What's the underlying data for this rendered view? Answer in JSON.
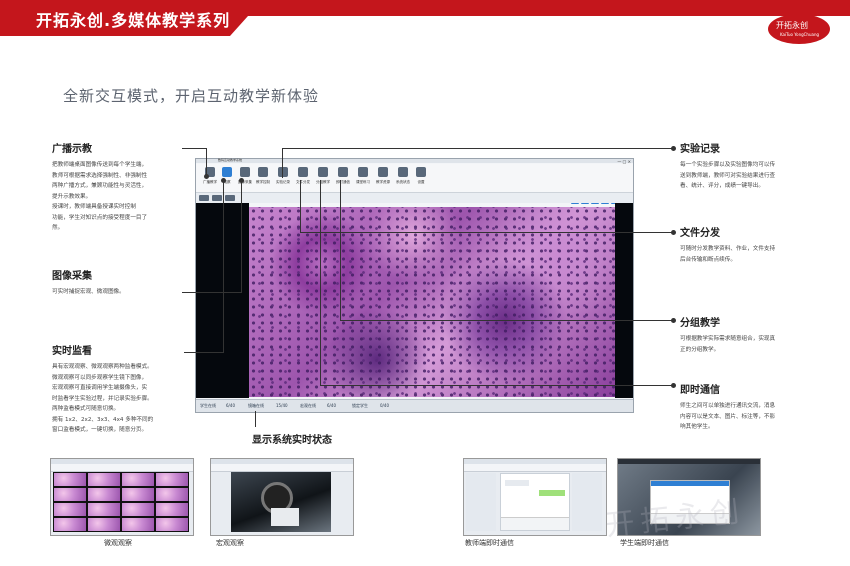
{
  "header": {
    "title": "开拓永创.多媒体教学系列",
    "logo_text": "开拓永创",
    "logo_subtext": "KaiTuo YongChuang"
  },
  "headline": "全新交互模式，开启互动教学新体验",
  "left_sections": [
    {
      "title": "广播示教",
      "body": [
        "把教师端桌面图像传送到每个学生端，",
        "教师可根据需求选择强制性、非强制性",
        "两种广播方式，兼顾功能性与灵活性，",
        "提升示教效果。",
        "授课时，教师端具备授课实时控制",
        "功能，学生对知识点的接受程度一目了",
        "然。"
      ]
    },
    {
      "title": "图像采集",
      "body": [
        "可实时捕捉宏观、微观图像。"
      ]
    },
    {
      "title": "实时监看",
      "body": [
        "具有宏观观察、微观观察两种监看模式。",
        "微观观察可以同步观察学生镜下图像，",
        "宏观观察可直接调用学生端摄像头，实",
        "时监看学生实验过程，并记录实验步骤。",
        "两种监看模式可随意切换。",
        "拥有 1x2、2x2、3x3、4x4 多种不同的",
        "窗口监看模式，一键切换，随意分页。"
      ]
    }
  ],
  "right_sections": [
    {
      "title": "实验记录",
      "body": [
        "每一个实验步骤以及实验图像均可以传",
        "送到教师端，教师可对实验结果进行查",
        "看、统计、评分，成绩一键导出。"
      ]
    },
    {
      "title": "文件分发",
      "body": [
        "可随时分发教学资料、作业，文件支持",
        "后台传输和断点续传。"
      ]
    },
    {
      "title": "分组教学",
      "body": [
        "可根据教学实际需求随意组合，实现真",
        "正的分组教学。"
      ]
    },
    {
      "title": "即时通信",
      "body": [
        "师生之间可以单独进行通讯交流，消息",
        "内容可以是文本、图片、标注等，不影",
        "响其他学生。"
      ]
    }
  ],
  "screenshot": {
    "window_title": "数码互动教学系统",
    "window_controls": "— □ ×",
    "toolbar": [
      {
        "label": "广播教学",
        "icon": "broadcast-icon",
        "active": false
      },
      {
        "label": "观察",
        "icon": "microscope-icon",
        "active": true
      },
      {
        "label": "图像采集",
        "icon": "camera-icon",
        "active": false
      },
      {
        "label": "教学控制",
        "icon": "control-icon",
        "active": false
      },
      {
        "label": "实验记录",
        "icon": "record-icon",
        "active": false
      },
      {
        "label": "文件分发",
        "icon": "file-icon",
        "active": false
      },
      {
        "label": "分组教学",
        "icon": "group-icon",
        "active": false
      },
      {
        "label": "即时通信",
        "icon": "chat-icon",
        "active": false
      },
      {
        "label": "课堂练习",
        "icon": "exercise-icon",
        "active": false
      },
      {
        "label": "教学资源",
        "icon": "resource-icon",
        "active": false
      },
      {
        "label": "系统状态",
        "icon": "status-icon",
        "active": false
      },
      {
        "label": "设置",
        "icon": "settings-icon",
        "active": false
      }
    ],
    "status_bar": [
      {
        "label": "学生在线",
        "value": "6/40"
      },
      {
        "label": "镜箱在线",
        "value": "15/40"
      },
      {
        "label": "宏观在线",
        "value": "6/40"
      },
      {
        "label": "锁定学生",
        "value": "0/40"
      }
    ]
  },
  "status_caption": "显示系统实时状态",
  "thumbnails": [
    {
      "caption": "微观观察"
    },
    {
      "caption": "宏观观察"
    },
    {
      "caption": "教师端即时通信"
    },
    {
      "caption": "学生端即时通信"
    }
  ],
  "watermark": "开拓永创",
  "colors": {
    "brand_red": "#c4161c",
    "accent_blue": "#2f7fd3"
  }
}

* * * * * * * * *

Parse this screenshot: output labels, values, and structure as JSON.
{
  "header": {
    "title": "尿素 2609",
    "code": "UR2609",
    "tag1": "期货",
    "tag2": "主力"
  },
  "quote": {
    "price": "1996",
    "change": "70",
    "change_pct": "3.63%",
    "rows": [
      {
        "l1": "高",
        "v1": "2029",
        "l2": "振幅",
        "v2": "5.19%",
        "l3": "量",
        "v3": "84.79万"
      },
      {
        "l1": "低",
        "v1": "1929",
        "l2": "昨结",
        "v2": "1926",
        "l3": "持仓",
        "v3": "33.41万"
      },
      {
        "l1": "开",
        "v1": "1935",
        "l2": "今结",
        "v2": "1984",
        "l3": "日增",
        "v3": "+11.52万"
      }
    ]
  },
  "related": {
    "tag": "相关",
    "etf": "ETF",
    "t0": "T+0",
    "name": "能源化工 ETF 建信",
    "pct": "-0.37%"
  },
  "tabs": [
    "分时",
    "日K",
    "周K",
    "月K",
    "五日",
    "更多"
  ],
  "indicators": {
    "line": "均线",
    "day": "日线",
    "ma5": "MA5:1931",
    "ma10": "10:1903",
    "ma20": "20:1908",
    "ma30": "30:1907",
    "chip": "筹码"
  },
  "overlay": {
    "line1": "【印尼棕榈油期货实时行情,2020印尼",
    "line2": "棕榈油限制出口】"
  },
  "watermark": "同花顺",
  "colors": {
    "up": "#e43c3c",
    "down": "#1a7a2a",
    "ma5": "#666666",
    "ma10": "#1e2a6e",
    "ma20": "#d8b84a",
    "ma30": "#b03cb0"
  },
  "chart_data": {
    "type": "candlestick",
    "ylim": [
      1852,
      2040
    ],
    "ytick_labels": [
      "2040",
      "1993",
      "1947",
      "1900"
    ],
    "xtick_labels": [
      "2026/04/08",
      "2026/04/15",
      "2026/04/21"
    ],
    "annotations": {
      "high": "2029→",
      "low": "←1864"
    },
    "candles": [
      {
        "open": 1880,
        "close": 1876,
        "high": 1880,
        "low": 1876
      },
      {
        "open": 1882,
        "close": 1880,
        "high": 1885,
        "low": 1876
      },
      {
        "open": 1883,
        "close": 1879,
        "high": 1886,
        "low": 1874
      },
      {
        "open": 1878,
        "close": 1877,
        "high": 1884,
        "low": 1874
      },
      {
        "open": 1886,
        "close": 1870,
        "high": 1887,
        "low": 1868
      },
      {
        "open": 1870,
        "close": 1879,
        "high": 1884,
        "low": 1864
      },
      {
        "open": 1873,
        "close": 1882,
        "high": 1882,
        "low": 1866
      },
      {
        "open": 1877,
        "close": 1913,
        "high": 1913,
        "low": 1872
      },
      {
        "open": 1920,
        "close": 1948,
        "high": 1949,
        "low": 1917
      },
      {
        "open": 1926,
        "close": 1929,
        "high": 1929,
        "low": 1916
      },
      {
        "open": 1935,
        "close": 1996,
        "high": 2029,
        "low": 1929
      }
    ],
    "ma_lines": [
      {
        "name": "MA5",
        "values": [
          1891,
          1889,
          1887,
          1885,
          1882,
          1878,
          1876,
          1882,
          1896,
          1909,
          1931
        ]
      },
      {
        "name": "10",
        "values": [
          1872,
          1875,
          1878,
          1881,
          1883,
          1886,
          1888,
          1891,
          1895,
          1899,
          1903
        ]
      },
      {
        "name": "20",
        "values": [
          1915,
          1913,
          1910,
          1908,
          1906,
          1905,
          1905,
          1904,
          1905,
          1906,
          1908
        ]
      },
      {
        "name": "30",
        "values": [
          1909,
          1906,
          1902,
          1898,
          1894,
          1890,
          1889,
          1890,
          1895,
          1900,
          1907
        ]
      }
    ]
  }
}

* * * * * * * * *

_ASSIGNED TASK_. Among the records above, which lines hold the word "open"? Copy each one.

_RESULT OF THIS EXERCISE_.
        "open": 1880,
        "open": 1882,
        "open": 1883,
        "open": 1878,
        "open": 1886,
        "open": 1870,
        "open": 1873,
        "open": 1877,
        "open": 1920,
        "open": 1926,
        "open": 1935,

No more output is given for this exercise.